Last week I took advantage of the lowish low tide (it was around a 2.3 foot tide) to make my way out to Schooner Cove in Pacific Rim National Park Reserve on Vancouver Island, British Columbia. Schooner Cove on a good low tide is excellent for intertidal life. This past week’s low was borderline, low enough that it was possible to make it around to the front of the two islands that are closest to the shore but not low enough to enable a leisurely exploration of the rocky areas that are covered with life.
My destination was the far island on this hike. I usually focus on island that is the first one encountered when entering the bay but on a previous visit I had checked out the second island and thought that it was well worth a closer look. The south side of this island (which is what one sees when entering the cove) is unremarkable. The north side is very interesting. Wave action has carved a series of narrow channels through the rocks making access to walls of marine life very easy. The bonus is that it is possible to explore these channels without stepping on organisms since the bottoms are covered with hard packed sand. One must be extremely cautious of what the tide is doing and the condition of the surf since these surge channels can also concentrate water movement so that waves move quickly up them.
Since the low was mediocre and the tide was turning I didn’t have a great deal of time. Among the many different forms of life living in these channels, a pair of Sea Lemons caught my eye. They were stuck tightly on the rock wall next to their ribbon-like egg mass. Sea Lemons do look a little like lemons – they are yellow and have a knobbly texture and are about the size of a large lemon.

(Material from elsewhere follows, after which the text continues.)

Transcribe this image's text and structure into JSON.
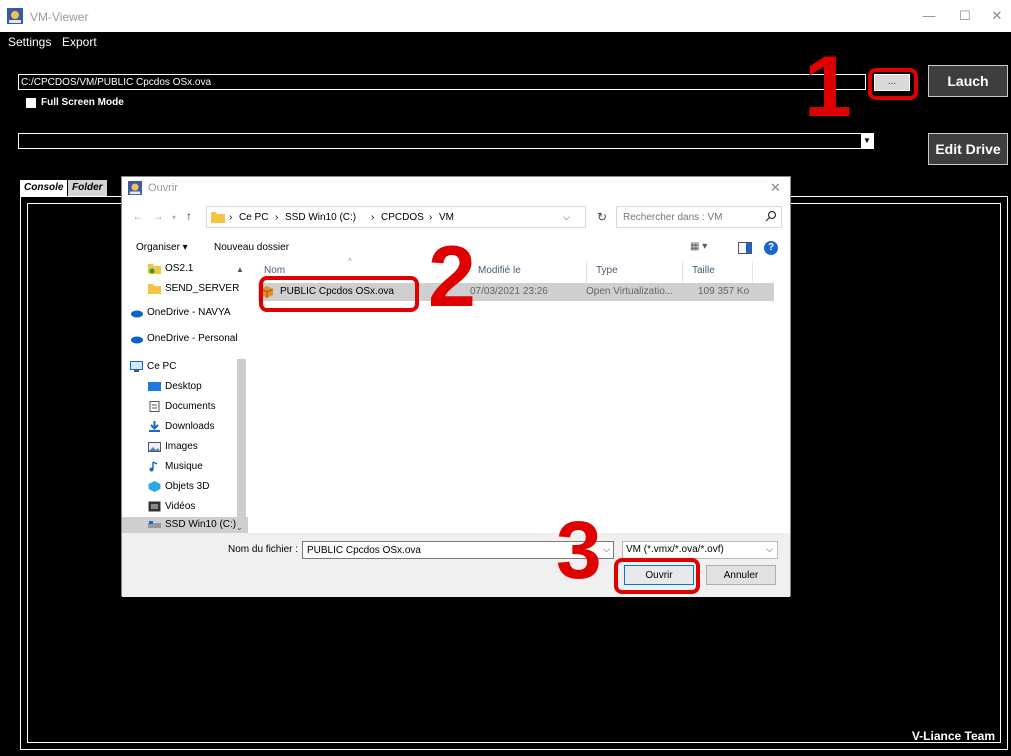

I’m not 100% sure on the identity of these Sea Lemons. There are two very similar looking possibilities: Noble Sea Lemon (Peltodoris nobilis – also know as Anisodoris nobilis) and Monterey Sea Lemon (Doris monteryensis – also known as Archidoris monteryensis). According to the Sea Slug forum, the former has a white frill around the edge of the ring of gills at the back of the animals, while the latter’s gill colour matches the colour of the body of the animal. Looking at the picture, I think that the gills are more yellowish than white, suggesting that these are Doris monteryensis.
I didn’t have enough time to examine these beautiful dorids for long. The tide was on its way in and I managed to take only a couple of photographs before I felt it wasn’t safe to continue. In examining the photograph while processing it with Photoshop I realized that there actually appears to be three nudibranchs in the image – can you see all three?